→ **YOUR ASSIGNMENT**
Pull every line of the entries that has the word "Ctrl".

→ **RECORDS**

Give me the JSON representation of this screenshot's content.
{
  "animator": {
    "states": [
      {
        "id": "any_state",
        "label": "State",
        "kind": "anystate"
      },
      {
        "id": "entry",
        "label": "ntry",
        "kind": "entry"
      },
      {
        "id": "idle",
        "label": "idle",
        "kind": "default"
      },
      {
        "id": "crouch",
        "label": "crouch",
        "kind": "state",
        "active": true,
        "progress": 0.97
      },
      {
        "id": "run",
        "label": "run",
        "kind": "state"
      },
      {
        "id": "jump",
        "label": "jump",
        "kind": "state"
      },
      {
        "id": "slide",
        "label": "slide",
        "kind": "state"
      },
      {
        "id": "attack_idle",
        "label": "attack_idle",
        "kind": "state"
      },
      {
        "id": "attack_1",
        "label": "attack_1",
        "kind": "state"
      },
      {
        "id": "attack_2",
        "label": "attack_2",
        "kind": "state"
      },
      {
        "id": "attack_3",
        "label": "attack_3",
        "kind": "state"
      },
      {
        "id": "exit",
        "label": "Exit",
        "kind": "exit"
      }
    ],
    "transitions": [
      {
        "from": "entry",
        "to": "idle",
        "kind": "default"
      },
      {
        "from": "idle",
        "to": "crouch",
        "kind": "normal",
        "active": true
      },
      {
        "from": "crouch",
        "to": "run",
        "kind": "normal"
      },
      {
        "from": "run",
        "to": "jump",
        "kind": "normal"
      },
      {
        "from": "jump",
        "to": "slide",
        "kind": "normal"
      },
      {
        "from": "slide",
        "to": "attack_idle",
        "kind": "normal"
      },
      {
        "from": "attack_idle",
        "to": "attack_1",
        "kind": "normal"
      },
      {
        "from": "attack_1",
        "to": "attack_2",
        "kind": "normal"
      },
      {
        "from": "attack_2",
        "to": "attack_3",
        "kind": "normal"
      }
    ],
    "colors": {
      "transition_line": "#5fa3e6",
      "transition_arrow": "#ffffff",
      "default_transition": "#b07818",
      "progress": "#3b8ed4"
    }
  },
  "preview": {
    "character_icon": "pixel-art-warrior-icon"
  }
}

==

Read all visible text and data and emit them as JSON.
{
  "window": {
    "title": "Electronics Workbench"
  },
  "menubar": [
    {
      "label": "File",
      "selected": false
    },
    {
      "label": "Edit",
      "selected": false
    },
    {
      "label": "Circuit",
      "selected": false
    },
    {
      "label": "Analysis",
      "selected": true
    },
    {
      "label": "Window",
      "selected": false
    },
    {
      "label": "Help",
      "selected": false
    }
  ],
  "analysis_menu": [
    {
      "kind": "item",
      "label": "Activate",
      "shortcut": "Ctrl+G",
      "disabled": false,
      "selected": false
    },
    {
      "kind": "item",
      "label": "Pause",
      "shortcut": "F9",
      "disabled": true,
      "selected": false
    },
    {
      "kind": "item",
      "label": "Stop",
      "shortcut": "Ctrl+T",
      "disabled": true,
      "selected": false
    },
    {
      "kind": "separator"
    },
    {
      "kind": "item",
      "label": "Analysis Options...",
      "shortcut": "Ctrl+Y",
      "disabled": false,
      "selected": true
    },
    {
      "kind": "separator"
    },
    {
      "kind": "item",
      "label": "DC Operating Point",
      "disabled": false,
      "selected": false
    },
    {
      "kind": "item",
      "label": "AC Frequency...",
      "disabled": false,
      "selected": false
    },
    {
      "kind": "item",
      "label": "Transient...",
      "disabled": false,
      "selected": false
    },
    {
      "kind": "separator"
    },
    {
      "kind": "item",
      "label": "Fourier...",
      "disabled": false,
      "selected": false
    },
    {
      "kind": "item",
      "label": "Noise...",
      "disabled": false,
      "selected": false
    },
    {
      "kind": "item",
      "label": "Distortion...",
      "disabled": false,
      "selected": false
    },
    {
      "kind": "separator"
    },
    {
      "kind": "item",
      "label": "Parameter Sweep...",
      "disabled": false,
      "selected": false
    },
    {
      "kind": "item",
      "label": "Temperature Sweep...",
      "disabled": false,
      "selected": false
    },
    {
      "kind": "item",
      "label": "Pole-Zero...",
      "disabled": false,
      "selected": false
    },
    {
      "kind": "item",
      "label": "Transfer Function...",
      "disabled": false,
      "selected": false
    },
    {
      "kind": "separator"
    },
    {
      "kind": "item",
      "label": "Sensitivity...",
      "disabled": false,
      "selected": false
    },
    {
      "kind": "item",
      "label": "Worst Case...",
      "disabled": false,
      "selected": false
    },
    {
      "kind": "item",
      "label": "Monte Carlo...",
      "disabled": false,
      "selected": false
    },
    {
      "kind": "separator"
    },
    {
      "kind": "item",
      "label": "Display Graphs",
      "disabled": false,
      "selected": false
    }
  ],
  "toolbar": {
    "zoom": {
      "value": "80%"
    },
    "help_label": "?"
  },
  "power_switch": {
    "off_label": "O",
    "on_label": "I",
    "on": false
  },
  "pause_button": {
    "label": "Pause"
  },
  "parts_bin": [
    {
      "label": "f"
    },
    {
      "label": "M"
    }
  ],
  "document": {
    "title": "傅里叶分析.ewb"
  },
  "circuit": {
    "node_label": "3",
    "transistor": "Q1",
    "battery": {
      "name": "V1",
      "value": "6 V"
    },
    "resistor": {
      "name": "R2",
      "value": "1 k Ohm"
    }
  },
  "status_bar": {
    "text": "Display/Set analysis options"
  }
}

→ **RESULT FOR THIS TASK**
      "shortcut": "Ctrl+G",
      "shortcut": "Ctrl+T",
      "shortcut": "Ctrl+Y",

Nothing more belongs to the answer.